Data records:
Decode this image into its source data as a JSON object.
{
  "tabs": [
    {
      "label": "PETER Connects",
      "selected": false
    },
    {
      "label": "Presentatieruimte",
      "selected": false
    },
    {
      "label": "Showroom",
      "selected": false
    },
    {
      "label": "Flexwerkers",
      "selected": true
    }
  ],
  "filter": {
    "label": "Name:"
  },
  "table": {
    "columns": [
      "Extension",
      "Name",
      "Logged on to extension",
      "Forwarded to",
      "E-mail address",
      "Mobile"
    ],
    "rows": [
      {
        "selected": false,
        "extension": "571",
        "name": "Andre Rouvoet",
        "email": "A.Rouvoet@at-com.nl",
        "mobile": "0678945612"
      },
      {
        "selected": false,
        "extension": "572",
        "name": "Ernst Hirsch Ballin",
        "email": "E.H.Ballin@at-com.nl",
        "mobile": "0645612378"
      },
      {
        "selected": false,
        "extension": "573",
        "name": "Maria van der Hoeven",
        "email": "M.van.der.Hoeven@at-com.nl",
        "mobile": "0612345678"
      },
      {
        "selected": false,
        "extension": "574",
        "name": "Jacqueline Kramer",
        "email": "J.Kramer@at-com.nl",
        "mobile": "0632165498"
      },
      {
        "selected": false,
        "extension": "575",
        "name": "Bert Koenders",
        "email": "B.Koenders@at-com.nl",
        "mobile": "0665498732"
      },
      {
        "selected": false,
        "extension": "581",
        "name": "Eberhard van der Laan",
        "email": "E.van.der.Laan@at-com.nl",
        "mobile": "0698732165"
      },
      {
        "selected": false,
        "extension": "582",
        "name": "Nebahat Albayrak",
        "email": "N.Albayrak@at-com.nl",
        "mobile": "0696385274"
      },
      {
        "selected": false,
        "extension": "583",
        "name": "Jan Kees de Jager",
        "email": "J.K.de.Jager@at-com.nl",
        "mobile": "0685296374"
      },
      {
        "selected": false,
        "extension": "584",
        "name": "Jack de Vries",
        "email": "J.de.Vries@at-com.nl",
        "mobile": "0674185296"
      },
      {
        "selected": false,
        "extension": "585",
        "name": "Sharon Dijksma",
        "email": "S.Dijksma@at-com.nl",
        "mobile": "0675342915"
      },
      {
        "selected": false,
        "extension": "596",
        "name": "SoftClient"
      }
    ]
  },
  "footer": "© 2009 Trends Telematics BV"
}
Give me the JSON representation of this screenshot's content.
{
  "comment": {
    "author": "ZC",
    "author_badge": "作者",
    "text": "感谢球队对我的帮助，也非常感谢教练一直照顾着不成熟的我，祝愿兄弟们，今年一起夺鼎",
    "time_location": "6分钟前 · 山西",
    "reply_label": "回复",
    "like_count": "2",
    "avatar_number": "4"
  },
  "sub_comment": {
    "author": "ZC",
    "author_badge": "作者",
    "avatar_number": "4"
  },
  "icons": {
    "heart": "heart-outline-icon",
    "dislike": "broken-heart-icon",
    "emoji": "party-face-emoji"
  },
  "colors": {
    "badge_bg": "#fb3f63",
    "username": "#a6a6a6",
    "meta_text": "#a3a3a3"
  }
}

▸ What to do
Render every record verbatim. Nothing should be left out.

▸ Exercise answer
Decode this image into its source data as a JSON object.
{
  "tabs": [
    {
      "label": "PETER Connects",
      "selected": false
    },
    {
      "label": "Presentatieruimte",
      "selected": false
    },
    {
      "label": "Showroom",
      "selected": false
    },
    {
      "label": "Flexwerkers",
      "selected": true
    }
  ],
  "filter": {
    "label": "Name:"
  },
  "table": {
    "columns": [
      "Extension",
      "Name",
      "Logged on to extension",
      "Forwarded to",
      "E-mail address",
      "Mobile"
    ],
    "rows": [
      {
        "selected": false,
        "extension": "571",
        "name": "Andre Rouvoet",
        "email": "A.Rouvoet@at-com.nl",
        "mobile": "0678945612"
      },
      {
        "selected": false,
        "extension": "572",
        "name": "Ernst Hirsch Ballin",
        "email": "E.H.Ballin@at-com.nl",
        "mobile": "0645612378"
      },
      {
        "selected": false,
        "extension": "573",
        "name": "Maria van der Hoeven",
        "email": "M.van.der.Hoeven@at-com.nl",
        "mobile": "0612345678"
      },
      {
        "selected": false,
        "extension": "574",
        "name": "Jacqueline Kramer",
        "email": "J.Kramer@at-com.nl",
        "mobile": "0632165498"
      },
      {
        "selected": false,
        "extension": "575",
        "name": "Bert Koenders",
        "email": "B.Koenders@at-com.nl",
        "mobile": "0665498732"
      },
      {
        "selected": false,
        "extension": "581",
        "name": "Eberhard van der Laan",
        "email": "E.van.der.Laan@at-com.nl",
        "mobile": "0698732165"
      },
      {
        "selected": false,
        "extension": "582",
        "name": "Nebahat Albayrak",
        "email": "N.Albayrak@at-com.nl",
        "mobile": "0696385274"
      },
      {
        "selected": false,
        "extension": "583",
        "name": "Jan Kees de Jager",
        "email": "J.K.de.Jager@at-com.nl",
        "mobile": "0685296374"
      },
      {
        "selected": false,
        "extension": "584",
        "name": "Jack de Vries",
        "email": "J.de.Vries@at-com.nl",
        "mobile": "0674185296"
      },
      {
        "selected": false,
        "extension": "585",
        "name": "Sharon Dijksma",
        "email": "S.Dijksma@at-com.nl",
        "mobile": "0675342915"
      },
      {
        "selected": false,
        "extension": "596",
        "name": "SoftClient"
      }
    ]
  },
  "footer": "© 2009 Trends Telematics BV"
}
Give me the JSON representation of this screenshot's content.
{
  "comment": {
    "author": "ZC",
    "author_badge": "作者",
    "text": "感谢球队对我的帮助，也非常感谢教练一直照顾着不成熟的我，祝愿兄弟们，今年一起夺鼎",
    "time_location": "6分钟前 · 山西",
    "reply_label": "回复",
    "like_count": "2",
    "avatar_number": "4"
  },
  "sub_comment": {
    "author": "ZC",
    "author_badge": "作者",
    "avatar_number": "4"
  },
  "icons": {
    "heart": "heart-outline-icon",
    "dislike": "broken-heart-icon",
    "emoji": "party-face-emoji"
  },
  "colors": {
    "badge_bg": "#fb3f63",
    "username": "#a6a6a6",
    "meta_text": "#a3a3a3"
  }
}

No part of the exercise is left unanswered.